Fastow gave his first open court testimony in the scandal on Tuesday, as the key witness in the prosecution of Enron’s two former top executives, founder Kenneth Lay and former chief executive officer Jeffrey Skilling.
He explained in court how he set up arcane side deals to help hide Enron’s massive losses and how Lay and Skilling not only sanctioned the deals but actively promoted his activities.
Fastow testified he structured off-balance sheet partnerships that would buy poorly performing investments from Enron “to take them off the books”.
These partnerships known as LJM1 and LJM2, helped disguise the company’s losses and would “help Enron make its numbers look they way it wanted to look,” Fastow said. The initials are those of Fastow’s wife and children.
He then told the court Skilling had instructed him to get him “as much of that juice as you can”, referring to the revenue generated by the entities. He admitted that he “stood to benefit financially greatly” from the side deals “whether they made money or not.”
He received a guaranteed minimum of four million dollars in management fees from LJM1 alone. That does not include the millions more he made as a percentage of profits.
Fastow said Skilling was concerned about how much of the partnership could be disclosed to investors and analysts.
“Because it would attract attention, and if dissected, people would see what the purpose of the partnership was, which was to mask potentially hundreds of millions of dollars of losses,” Fastow testified.
Most important witness
Fastow, himself has already pleaded guilty and faces up to 10 years in prison on two counts of conspiracy. He struck a deal with prosecutors for a lighter sentence in exchange for helping authorities.
Ross Albert, an Atlanta securities lawyer and former enforcement lawyer for the US Securities and Exchange Commission told AFP that Fastow’s testimony is critical in this case.
Fastow “is the single most important witness in the case,” said Mr Albert. “He may be the key.

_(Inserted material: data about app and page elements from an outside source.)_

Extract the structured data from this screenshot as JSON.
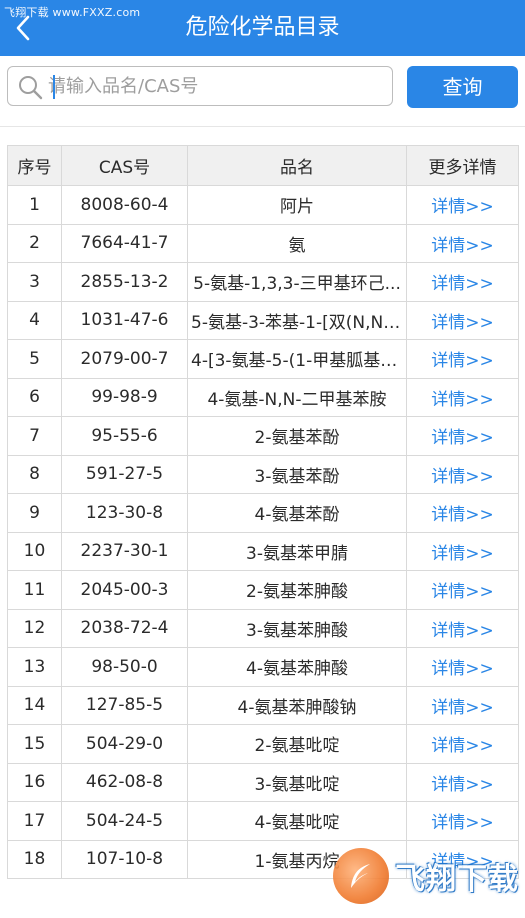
{
  "header": {
    "watermark_top": "飞翔下载 www.FXXZ.com",
    "title": "危险化学品目录",
    "back_icon": "chevron-left-icon",
    "bg_color": "#2a86e6"
  },
  "search": {
    "placeholder": "请输入品名/CAS号",
    "value": "",
    "button_label": "查询",
    "icon": "search-icon"
  },
  "table": {
    "headers": [
      "序号",
      "CAS号",
      "品名",
      "更多详情"
    ],
    "rows": [
      {
        "no": "1",
        "cas": "8008-60-4",
        "name": "阿片",
        "detail": "详情>>"
      },
      {
        "no": "2",
        "cas": "7664-41-7",
        "name": "氨",
        "detail": "详情>>"
      },
      {
        "no": "3",
        "cas": "2855-13-2",
        "name": "5-氨基-1,3,3-三甲基环己...",
        "detail": "详情>>"
      },
      {
        "no": "4",
        "cas": "1031-47-6",
        "name": "5-氨基-3-苯基-1-[双(N,N-...",
        "detail": "详情>>"
      },
      {
        "no": "5",
        "cas": "2079-00-7",
        "name": "4-[3-氨基-5-(1-甲基胍基)...",
        "detail": "详情>>"
      },
      {
        "no": "6",
        "cas": "99-98-9",
        "name": "4-氨基-N,N-二甲基苯胺",
        "detail": "详情>>"
      },
      {
        "no": "7",
        "cas": "95-55-6",
        "name": "2-氨基苯酚",
        "detail": "详情>>"
      },
      {
        "no": "8",
        "cas": "591-27-5",
        "name": "3-氨基苯酚",
        "detail": "详情>>"
      },
      {
        "no": "9",
        "cas": "123-30-8",
        "name": "4-氨基苯酚",
        "detail": "详情>>"
      },
      {
        "no": "10",
        "cas": "2237-30-1",
        "name": "3-氨基苯甲腈",
        "detail": "详情>>"
      },
      {
        "no": "11",
        "cas": "2045-00-3",
        "name": "2-氨基苯胂酸",
        "detail": "详情>>"
      },
      {
        "no": "12",
        "cas": "2038-72-4",
        "name": "3-氨基苯胂酸",
        "detail": "详情>>"
      },
      {
        "no": "13",
        "cas": "98-50-0",
        "name": "4-氨基苯胂酸",
        "detail": "详情>>"
      },
      {
        "no": "14",
        "cas": "127-85-5",
        "name": "4-氨基苯胂酸钠",
        "detail": "详情>>"
      },
      {
        "no": "15",
        "cas": "504-29-0",
        "name": "2-氨基吡啶",
        "detail": "详情>>"
      },
      {
        "no": "16",
        "cas": "462-08-8",
        "name": "3-氨基吡啶",
        "detail": "详情>>"
      },
      {
        "no": "17",
        "cas": "504-24-5",
        "name": "4-氨基吡啶",
        "detail": "详情>>"
      },
      {
        "no": "18",
        "cas": "107-10-8",
        "name": "1-氨基丙烷",
        "detail": "详情>>"
      }
    ]
  },
  "watermark_logo": {
    "text": "飞翔下载",
    "icon": "feather-logo-icon"
  }
}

If the jury doesn’t believe his testimony they may not convict at all.”
Because of Fastow’s high rank at the company, he is better able to show a more direct role of the CEOs in misleading investors.
Other former Enron executives who have testified in the case had more limited contact with Lay and Skilling, most of whom, like Fastow pleaded guilty in exchange for cooperating with authorities.
The Enron case has become a symbol of corporate greed in the United States and if convicted Lay and Skilling face lengthy prison terms.
Skilling alone faces 31 counts of conspiracy, securities fraud and insider trading while Lay, the Enron chairman, faces seven counts of conspiracy and securities fraud.
Lay also faces four counts of personal banking violations that will be tried separately later.